Using the listing below, extract each line that has the word "true" in it.

+---+

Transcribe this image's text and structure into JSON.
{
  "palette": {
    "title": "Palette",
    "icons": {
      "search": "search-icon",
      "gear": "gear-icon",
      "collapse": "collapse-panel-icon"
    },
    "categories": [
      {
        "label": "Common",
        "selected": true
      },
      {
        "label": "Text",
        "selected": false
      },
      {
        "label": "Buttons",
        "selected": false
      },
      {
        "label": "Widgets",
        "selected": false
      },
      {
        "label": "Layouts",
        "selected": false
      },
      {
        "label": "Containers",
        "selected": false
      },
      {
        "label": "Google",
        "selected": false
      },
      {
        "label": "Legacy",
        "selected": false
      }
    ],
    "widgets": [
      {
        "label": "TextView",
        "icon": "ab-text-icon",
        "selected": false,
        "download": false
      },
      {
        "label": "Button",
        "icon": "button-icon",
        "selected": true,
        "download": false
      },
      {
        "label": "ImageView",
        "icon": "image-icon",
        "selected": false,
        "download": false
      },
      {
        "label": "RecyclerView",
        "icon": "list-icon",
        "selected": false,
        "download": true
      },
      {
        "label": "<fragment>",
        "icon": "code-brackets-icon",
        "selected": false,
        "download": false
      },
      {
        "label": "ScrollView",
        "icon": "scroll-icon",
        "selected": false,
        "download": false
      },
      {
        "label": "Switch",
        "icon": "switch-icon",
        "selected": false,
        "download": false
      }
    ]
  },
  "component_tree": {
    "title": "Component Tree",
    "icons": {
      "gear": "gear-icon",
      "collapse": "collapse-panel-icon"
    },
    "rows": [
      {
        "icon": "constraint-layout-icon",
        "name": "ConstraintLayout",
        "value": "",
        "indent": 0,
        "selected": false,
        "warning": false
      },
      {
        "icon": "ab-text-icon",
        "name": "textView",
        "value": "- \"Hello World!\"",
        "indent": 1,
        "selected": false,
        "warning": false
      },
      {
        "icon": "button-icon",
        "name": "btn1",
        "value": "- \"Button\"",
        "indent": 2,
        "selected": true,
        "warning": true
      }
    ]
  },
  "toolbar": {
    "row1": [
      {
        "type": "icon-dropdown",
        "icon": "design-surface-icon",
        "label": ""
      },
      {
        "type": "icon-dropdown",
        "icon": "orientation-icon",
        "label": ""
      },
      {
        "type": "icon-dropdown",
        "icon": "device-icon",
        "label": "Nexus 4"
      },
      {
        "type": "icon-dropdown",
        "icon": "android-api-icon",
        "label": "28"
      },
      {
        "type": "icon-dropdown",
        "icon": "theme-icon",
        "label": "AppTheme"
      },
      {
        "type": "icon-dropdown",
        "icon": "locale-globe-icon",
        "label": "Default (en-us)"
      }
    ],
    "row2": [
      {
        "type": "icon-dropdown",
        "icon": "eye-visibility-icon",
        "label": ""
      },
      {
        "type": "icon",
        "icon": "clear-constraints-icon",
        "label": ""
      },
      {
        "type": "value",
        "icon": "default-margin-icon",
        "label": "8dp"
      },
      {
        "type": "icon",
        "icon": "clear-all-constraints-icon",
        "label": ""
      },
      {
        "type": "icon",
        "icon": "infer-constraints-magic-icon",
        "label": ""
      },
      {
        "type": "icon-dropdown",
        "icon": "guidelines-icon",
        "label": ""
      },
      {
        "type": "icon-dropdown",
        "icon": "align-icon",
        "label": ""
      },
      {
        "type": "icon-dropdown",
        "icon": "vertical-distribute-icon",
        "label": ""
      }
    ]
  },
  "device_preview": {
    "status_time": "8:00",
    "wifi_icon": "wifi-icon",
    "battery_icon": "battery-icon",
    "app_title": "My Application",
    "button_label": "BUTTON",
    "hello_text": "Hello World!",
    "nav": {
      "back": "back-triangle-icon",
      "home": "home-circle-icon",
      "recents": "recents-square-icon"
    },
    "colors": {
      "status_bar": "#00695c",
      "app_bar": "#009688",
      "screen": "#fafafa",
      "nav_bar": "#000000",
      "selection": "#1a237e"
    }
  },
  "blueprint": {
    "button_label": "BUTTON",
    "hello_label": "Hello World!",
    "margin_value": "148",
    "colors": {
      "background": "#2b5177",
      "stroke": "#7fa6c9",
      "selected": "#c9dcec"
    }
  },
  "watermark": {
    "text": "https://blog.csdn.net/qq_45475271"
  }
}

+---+

Worked solution
        "selected": true
        "selected": true,
        "download": true
        "selected": true,
        "warning": true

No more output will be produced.